1/ Akashic Meditation (Laswell,Smith) 38.29 Recorded April 22, 2014 at The Stone, New York City Engineered by James Dellatacoma Mix Translation by Bill Laswell Produced by Bill Laswell M.O.D. Support: Dave Brunelle M.O.D. Technologies: Yoko YamabeWadada Leo Smith: trumpet; Bill Laswell: basses.
2014 - M.O.D. Technologies Digital (USA), MODDS00002 (digital)
In this spontaneous set, listeners may open their eyes, only to find themselves behind another’s closed. Laswell slows the dance of time to near-stillness, so that every contraction of every muscle may be studied. Smith’s entry comes from within rather than from without, portioning flesh on scales counterweighted with virtue. Consciousness on either side denies the illusion of consensus reality and offers a purely sound-based alternative in its place. The psycho-sphere of these spiraling prevarications acts as glue for a jagged infrastructure.

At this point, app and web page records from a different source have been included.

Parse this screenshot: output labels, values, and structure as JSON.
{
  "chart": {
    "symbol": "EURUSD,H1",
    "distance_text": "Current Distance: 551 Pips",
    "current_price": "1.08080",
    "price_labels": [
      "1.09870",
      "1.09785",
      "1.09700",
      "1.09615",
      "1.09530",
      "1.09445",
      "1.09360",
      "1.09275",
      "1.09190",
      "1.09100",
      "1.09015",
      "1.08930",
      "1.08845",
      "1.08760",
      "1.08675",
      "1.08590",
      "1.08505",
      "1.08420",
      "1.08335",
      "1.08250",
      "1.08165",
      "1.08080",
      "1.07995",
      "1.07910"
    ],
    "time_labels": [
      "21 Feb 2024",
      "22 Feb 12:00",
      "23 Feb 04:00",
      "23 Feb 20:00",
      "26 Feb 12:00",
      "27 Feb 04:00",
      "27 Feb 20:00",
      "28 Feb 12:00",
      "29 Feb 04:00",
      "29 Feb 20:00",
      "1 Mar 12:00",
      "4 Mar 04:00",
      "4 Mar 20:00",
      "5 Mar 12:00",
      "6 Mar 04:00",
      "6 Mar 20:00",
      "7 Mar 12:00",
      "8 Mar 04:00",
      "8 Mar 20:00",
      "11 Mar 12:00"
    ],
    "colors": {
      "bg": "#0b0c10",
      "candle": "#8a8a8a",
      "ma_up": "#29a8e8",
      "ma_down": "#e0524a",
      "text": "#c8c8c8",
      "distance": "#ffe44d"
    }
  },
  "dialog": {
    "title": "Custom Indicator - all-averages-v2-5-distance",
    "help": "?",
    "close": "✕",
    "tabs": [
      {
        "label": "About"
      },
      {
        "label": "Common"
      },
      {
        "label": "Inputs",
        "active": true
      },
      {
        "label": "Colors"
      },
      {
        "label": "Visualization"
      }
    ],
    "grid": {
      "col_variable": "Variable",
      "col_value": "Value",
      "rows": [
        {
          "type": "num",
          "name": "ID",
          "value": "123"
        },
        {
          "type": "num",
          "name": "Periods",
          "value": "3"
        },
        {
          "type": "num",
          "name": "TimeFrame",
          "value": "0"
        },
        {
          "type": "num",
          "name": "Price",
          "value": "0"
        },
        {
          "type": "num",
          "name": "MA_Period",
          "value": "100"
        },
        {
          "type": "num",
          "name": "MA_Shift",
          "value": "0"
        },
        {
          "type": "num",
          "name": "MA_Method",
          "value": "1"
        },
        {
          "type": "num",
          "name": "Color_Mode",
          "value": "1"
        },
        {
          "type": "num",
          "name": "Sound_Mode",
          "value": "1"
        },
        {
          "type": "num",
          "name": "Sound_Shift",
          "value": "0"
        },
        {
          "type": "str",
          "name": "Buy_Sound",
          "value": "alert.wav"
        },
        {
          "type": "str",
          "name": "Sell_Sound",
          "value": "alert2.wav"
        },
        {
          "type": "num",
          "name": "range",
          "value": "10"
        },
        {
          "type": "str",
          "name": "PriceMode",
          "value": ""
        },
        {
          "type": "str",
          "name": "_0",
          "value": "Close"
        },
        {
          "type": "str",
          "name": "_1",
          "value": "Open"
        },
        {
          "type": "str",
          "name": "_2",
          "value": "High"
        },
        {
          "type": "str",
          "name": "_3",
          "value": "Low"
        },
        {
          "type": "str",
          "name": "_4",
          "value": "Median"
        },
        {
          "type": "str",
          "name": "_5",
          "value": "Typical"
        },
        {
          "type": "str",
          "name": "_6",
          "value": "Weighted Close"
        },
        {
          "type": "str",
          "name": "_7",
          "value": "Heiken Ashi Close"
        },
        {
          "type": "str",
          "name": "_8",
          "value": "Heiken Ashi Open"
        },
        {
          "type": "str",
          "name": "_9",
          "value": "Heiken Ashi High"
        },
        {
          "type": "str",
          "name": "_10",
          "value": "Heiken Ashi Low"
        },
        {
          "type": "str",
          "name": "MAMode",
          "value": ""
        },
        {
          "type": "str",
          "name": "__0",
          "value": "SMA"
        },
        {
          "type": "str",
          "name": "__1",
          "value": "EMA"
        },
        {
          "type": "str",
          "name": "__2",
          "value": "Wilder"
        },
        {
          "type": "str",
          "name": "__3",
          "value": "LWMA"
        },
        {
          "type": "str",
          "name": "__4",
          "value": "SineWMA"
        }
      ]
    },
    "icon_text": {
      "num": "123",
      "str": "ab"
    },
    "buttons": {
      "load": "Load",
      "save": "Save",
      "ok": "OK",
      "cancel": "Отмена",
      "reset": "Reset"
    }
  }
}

Laswell has a leviathan’s heart for this stuff. His bass flashes and writhes with intrigue, far more than the sum of its plastic, wood, and strings. And because the machinations of that instrument rotate on linguistic axes, a sense of communication is vital to understanding his improvisational cartography. It is at one moment a bodhisattva of desert suns, the next a dying gamelan courting the moon. It listens to its own heartbeat and tracks the decimation of rhythms.
Smith, for his part, treats the skin as a palimpsest of discovery. His breath, the written word to Laswell’s speech, resonates through a brass menagerie of travel. As distant as he is present, he is a nomad in search of the next melodic attachment.
Distortions in both look back with forward eyes as regularity subsumes, is subsumed, and touches off a limpid and final spark after an elliptical net catches Smith’s reborn self.
The Akashic meditation is not a conversation but a conversion. A reverse alchemy that turns gold into lead. Here you will find no towering, canonical monuments, but only ruins of such raw power that every crumbling edifice yields the scripture of change.
Tyran Grillo (courtesy of the ECM Reviews website)